» **Task to carry out**: Line by line, set down all the data below exactly, omitting any picture.
[Entries shown — start]
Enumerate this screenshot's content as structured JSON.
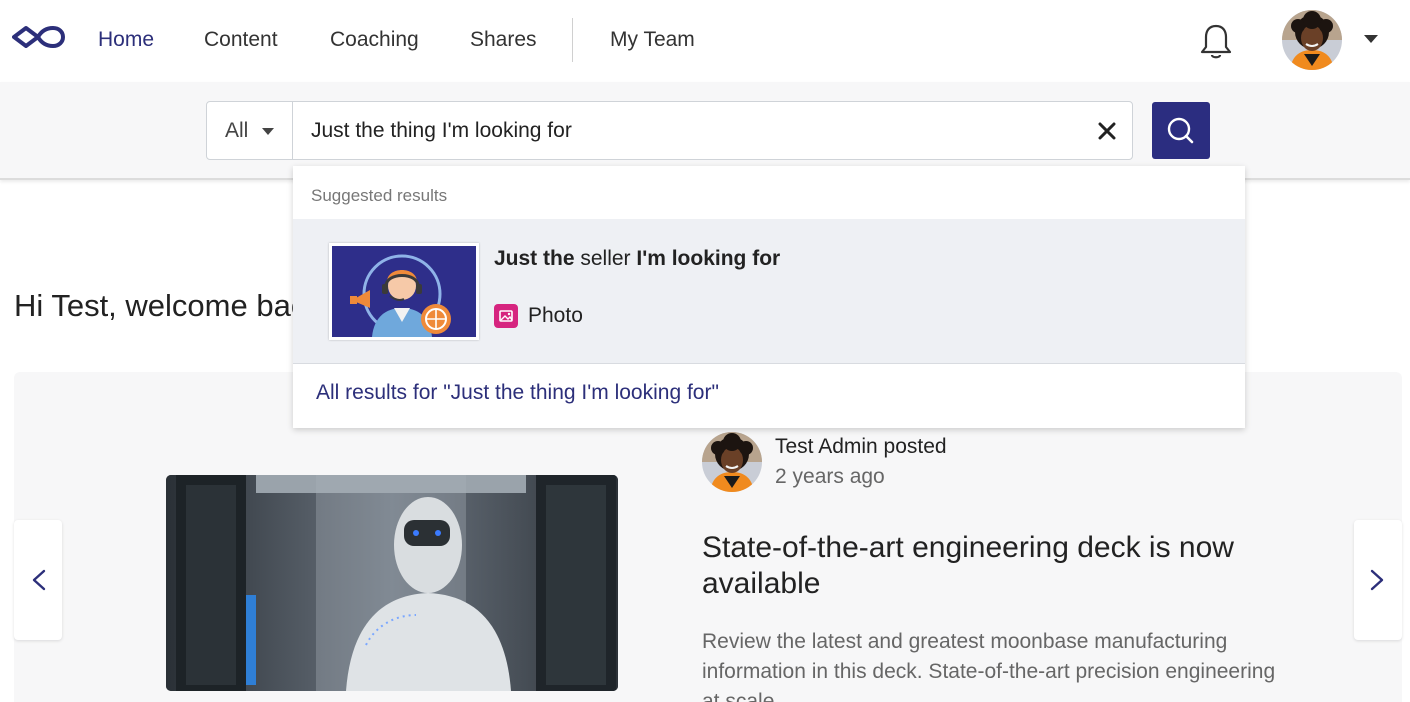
{
  "nav": {
    "logo_icon": "infinity-logo-icon",
    "items": [
      {
        "label": "Home",
        "active": true
      },
      {
        "label": "Content",
        "active": false
      },
      {
        "label": "Coaching",
        "active": false
      },
      {
        "label": "Shares",
        "active": false
      },
      {
        "label": "My Team",
        "active": false
      }
    ],
    "bell_icon": "bell-icon",
    "avatar_icon": "user-avatar",
    "menu_caret_icon": "caret-down-icon"
  },
  "search": {
    "scope_label": "All",
    "query": "Just the thing I'm looking for",
    "clear_icon": "close-icon",
    "submit_icon": "search-icon",
    "accent_color": "#2b2d80"
  },
  "suggestions": {
    "header": "Suggested results",
    "results": [
      {
        "title_bold_1": "Just the",
        "title_normal": " seller ",
        "title_bold_2": "I'm looking for",
        "type_label": "Photo",
        "type_icon": "photo-icon",
        "type_color": "#d6247f"
      }
    ],
    "all_results_link": "All results for \"Just the thing I'm looking for\""
  },
  "welcome": {
    "text": "Hi Test, welcome bac"
  },
  "feed": {
    "prev_icon": "chevron-left-icon",
    "next_icon": "chevron-right-icon",
    "post": {
      "author": "Test Admin posted",
      "time": "2 years ago",
      "title": "State-of-the-art engineering deck is now available",
      "description": "Review the latest and greatest moonbase manufacturing information in this deck. State-of-the-art precision engineering at scale."
    }
  }
}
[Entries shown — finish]
» **Reply**:
Enumerate this screenshot's content as structured JSON.
{
  "nav": {
    "logo_icon": "infinity-logo-icon",
    "items": [
      {
        "label": "Home",
        "active": true
      },
      {
        "label": "Content",
        "active": false
      },
      {
        "label": "Coaching",
        "active": false
      },
      {
        "label": "Shares",
        "active": false
      },
      {
        "label": "My Team",
        "active": false
      }
    ],
    "bell_icon": "bell-icon",
    "avatar_icon": "user-avatar",
    "menu_caret_icon": "caret-down-icon"
  },
  "search": {
    "scope_label": "All",
    "query": "Just the thing I'm looking for",
    "clear_icon": "close-icon",
    "submit_icon": "search-icon",
    "accent_color": "#2b2d80"
  },
  "suggestions": {
    "header": "Suggested results",
    "results": [
      {
        "title_bold_1": "Just the",
        "title_normal": " seller ",
        "title_bold_2": "I'm looking for",
        "type_label": "Photo",
        "type_icon": "photo-icon",
        "type_color": "#d6247f"
      }
    ],
    "all_results_link": "All results for \"Just the thing I'm looking for\""
  },
  "welcome": {
    "text": "Hi Test, welcome bac"
  },
  "feed": {
    "prev_icon": "chevron-left-icon",
    "next_icon": "chevron-right-icon",
    "post": {
      "author": "Test Admin posted",
      "time": "2 years ago",
      "title": "State-of-the-art engineering deck is now available",
      "description": "Review the latest and greatest moonbase manufacturing information in this deck. State-of-the-art precision engineering at scale."
    }
  }
}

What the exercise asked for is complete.